When looking at 7075 vs 6061, it’s important to first understand what those numbers represent. Both contain elements such as magnesium, silicon, copper, iron, zine, the 6065 contains less zinc. The smaller content of zinc lets the 6065 weld better, however it does not have the same high strength resistance as the 7075. We will get more into why this isn't exactly important later. T6 refers to the grade of tempering (or process of hardening aluminum). Ranging from t1 to t10, the T6 grade is strengthened by heat treatment and then artificially aged. The T6 process greatly strengthens the aluminum, as well as adding rigidity, and resilience. All of these characteristics will not only aid in longevity of the life of the aluminum parts, but the rigidity will aid in increased accuracy for the shooter.
7075-T6 is a high grade aluminum commonly used in aerospace, marine, and transportation applications. Very light and extremely strong, this aluminum is pricey; but the cost is worth it when you need a high performance aluminum. However, for our applications in firearms, this grade of aluminum is a bit overkill and actually not ideal for an 80% lower. Because the 7075 is so hard, it wears out drill bits and endmills much quicker than the 6061, and just isn’t a value rich option for our customers. 7075 is also more susceptible to rust, and even though your lower will be anodized or cerakoted, those finishes can crack and scratch leaving behind bare metal.
- High strength
- Mil Spec
- Corrosion Resistance
- Harder on tools and Endmills
6061 is by definition a lower grade aluminum, but its lower grade in the same way that a Lamborghini is a lower grade compared to a Ferrari. For our uses in an 80% lower receiver, the 6061 aluminum is actually a better choice. It resists corrosion better than the 7075, it is more price effective for the customer, and it isn’t as hard to fabricate. Being a ‘softer” aluminum lets the customer get more life out of their end mills when finishing their 80% lower, so their hard earned money goes further. The 6061 has passed every stress test we’ve thrown at it, and no failures have ever been attributed to the grade of aluminum used.
- Better corrosion resistance
- Offers better end mill life
- More Cost effective than 7075
- Still very strong
- Technically softer than 7075
Which Material is Better for a Lower Receiver?
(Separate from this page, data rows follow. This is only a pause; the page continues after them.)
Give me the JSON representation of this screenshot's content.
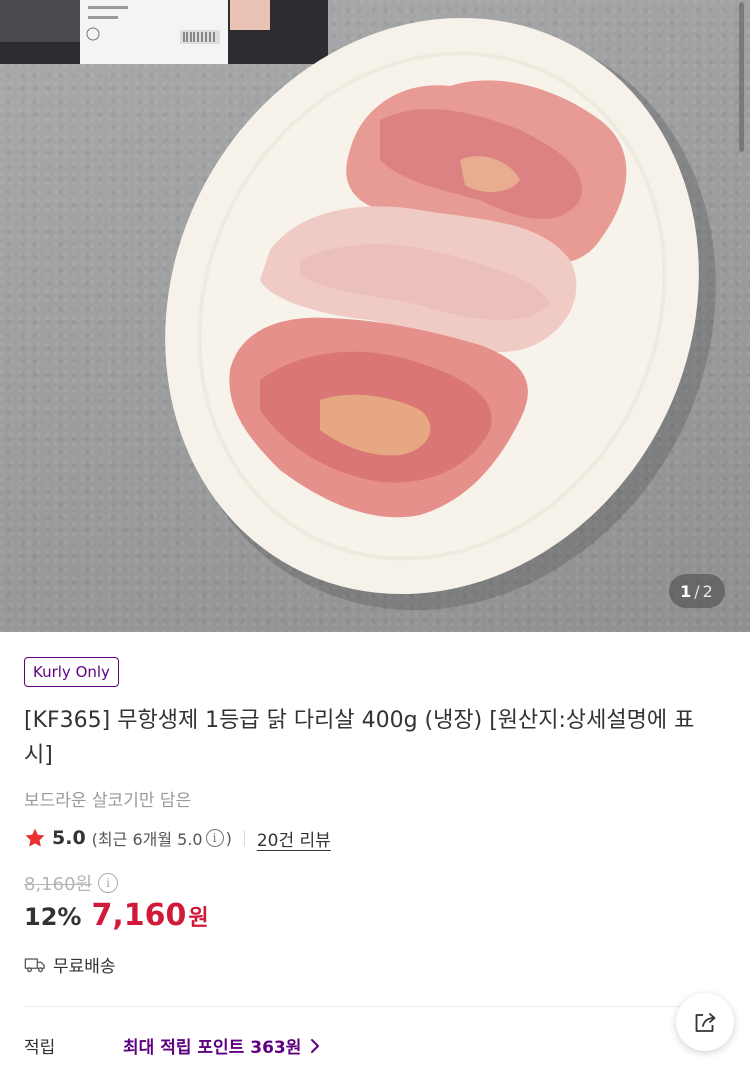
{
  "product": {
    "badge": "Kurly Only",
    "title": "[KF365] 무항생제 1등급 닭 다리살 400g (냉장) [원산지:상세설명에 표시]",
    "subtitle": "보드라운 살코기만 담은"
  },
  "gallery": {
    "current_page": "1",
    "separator": "/",
    "total_pages": "2"
  },
  "rating": {
    "score": "5.0",
    "recent_prefix": "(최근 6개월 5.0",
    "recent_suffix": ")",
    "review_link": "20건 리뷰"
  },
  "pricing": {
    "original_price": "8,160원",
    "discount_rate": "12%",
    "sale_price": "7,160",
    "currency": "원"
  },
  "shipping": {
    "label": "무료배송"
  },
  "points": {
    "label": "적립",
    "value": "최대 적립 포인트 363원"
  },
  "colors": {
    "brand_purple": "#5f0080",
    "price_red": "#d1193a",
    "star_red": "#e8312f"
  },
  "icons": [
    "star-icon",
    "info-icon",
    "truck-icon",
    "chevron-right-icon",
    "share-icon"
  ]
}
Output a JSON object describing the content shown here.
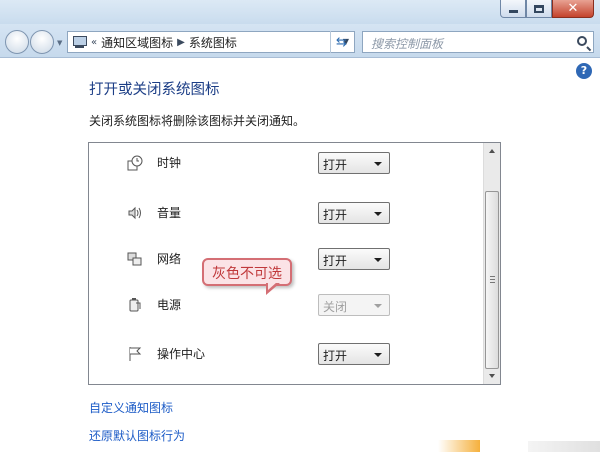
{
  "window": {
    "controls": {
      "minimize_icon": "minimize-icon",
      "maximize_icon": "maximize-icon",
      "close_glyph": "✕"
    }
  },
  "nav": {
    "breadcrumb": [
      "通知区域图标",
      "系统图标"
    ],
    "overflow": "«",
    "search_placeholder": "搜索控制面板"
  },
  "content": {
    "title": "打开或关闭系统图标",
    "description": "关闭系统图标将删除该图标并关闭通知。",
    "help_glyph": "?",
    "rows": [
      {
        "label": "时钟",
        "icon": "clock-icon",
        "value": "打开",
        "disabled": false
      },
      {
        "label": "音量",
        "icon": "speaker-icon",
        "value": "打开",
        "disabled": false
      },
      {
        "label": "网络",
        "icon": "network-icon",
        "value": "打开",
        "disabled": false
      },
      {
        "label": "电源",
        "icon": "battery-icon",
        "value": "关闭",
        "disabled": true
      },
      {
        "label": "操作中心",
        "icon": "flag-icon",
        "value": "打开",
        "disabled": false
      }
    ],
    "annotation": "灰色不可选",
    "links": [
      "自定义通知图标",
      "还原默认图标行为"
    ]
  },
  "colors": {
    "title": "#1c3e86",
    "link": "#1d5cc7",
    "annotation_border": "#d46e74",
    "annotation_text": "#c0393b"
  }
}
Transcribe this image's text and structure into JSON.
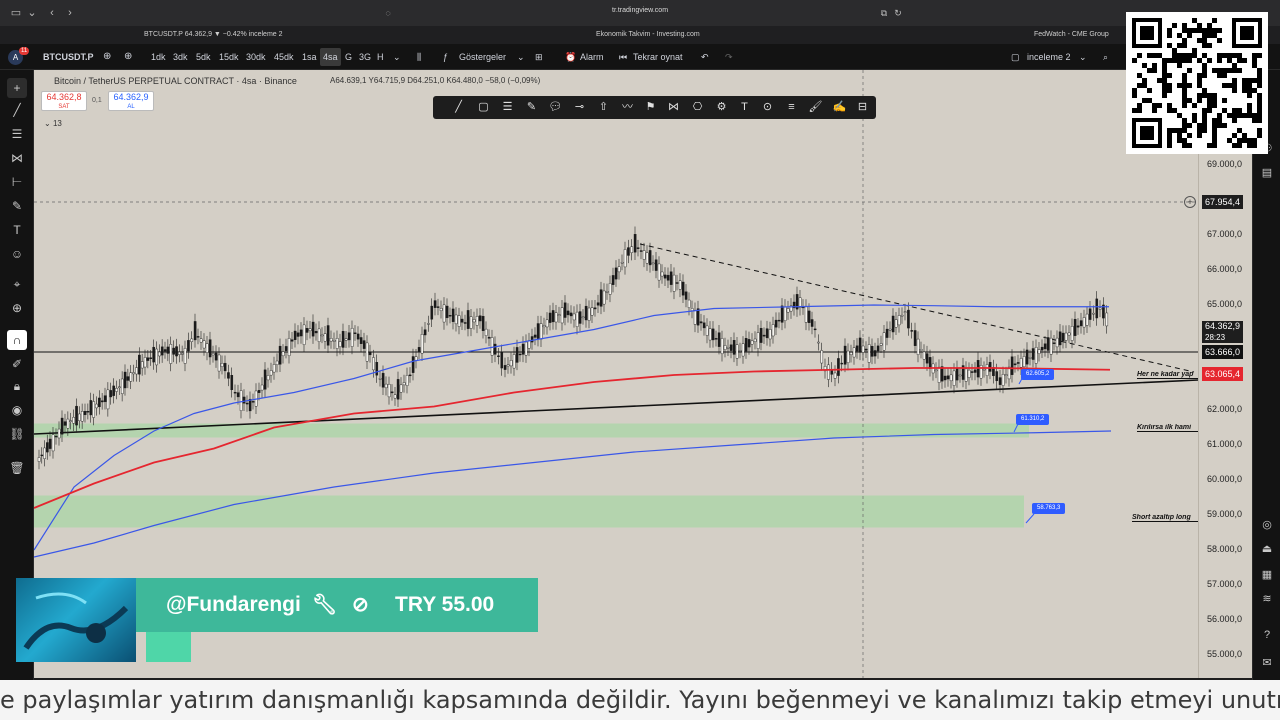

Here’s an analogy that helps put this comparison in perspective: The handle on most toothbrushes is made of plastic. Plastic toothbrush handles don't break under normal circumstances. You could certainly make a toothbrush out of stainless steel because it is a lot stronger than plastic, but what is the point? Stainless steel is a lot more expensive than plastic. The tooth brush isn't going to break either way, so it seems like paying extra for a stainless steel toothbrush is not worth it for most people.
So why did we choose 6061 for our 80% lowers? Well, we haven't been able to make one fail (no matter how much abuse it's been put through), they resist corrosion better, and your end mills will even last longer. And when you can build more guns for less cost, that's more money you can spend on ammo, the range, or your next build.
With an 80% Arms receiver, you can always be sure you've got the best.